Lübben (Spreewald), the green hospitable town, lies directly in the heart of Spreewald and is described as a gate to the Lower and Upper Spreewald. With more than 14.000 inhabitants Lübben is the capital of the district Dahme-Spreewald.
Lübben was mentioned for the first time in a document from 1150. In 2000 the town celebrated its 850th anniversary. However, numerous, archaeological findings are a sign of an earlier colonisation of the site. Today the clearly visible circular hillfort “Burglehn” reminds of the Slavic colonisation since the 6th century.
Presumably in 1220 Lübben obtained the Magdeburg Rights.
Many episodes of rules were accompanied by pillages and plunders. The Thirty Years’ War and the Seven Years’ War left the town completely destroyed. In the Thirty Years’ War Lübben went from the Bohemian to the Saxon rule.
Lübben emerged as the capital of the margraviate Lower Lusatia, whose progressive form of government – a district main office as a highest judicial and administrative authority instead of the old bailiff’s office – played an important historical role in the development of Lower Lusatia.
After the war of liberation and the Congress of Vienna in 1815 Lübben went under the Prussian rule. The once Saxon province capital became a Prussian district town.
In the last days of the Second World War the town has been destroyed in 80%. Lübben lost its former romantic character of a small town, also because in the post-war years and during the dominance of the socialist architecture many old, intact houses have been demolished to create place for new buildings.
The events of the political turning point in 1989 brought to the town changes in all fields. Many constructional activities are clearly visible, especially in the centre.
On a former parking place and fallow land emerged the newly created castle island with parks, trails, playgrounds, canals, a harbour and a tourist centre of the town.
Therefore this place has become a main venue for tourists looking for relaxation. The guest encounters here not mass tourism, but a versatilely coordinated offer to explore Spreewald – a central European unique landscape – with its characteristic, finely ramified watercourses.
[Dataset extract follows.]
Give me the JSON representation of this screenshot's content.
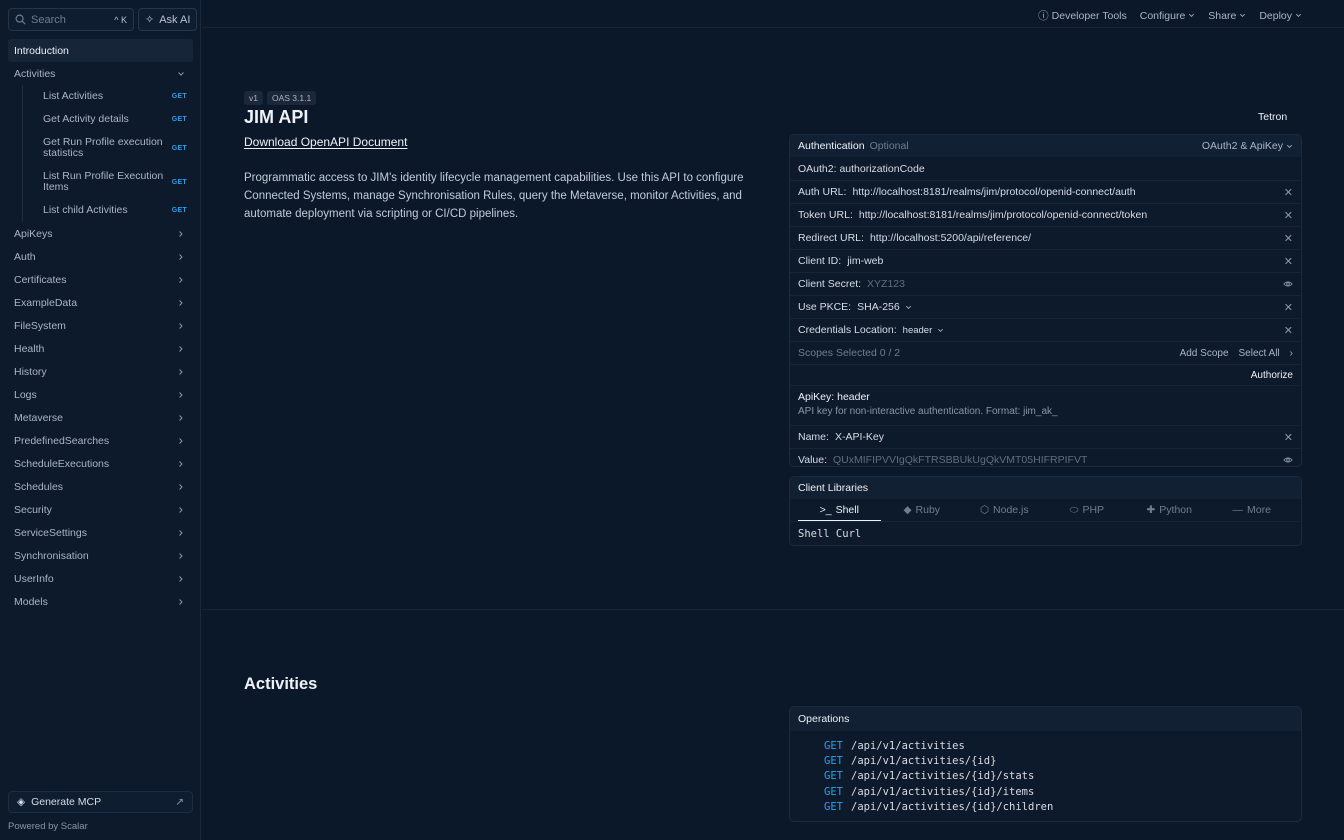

For its extensive measures in the tourist and cultural infrastructure Lübben obtained in 1999 the status of „the state-acknowledged recreational area”.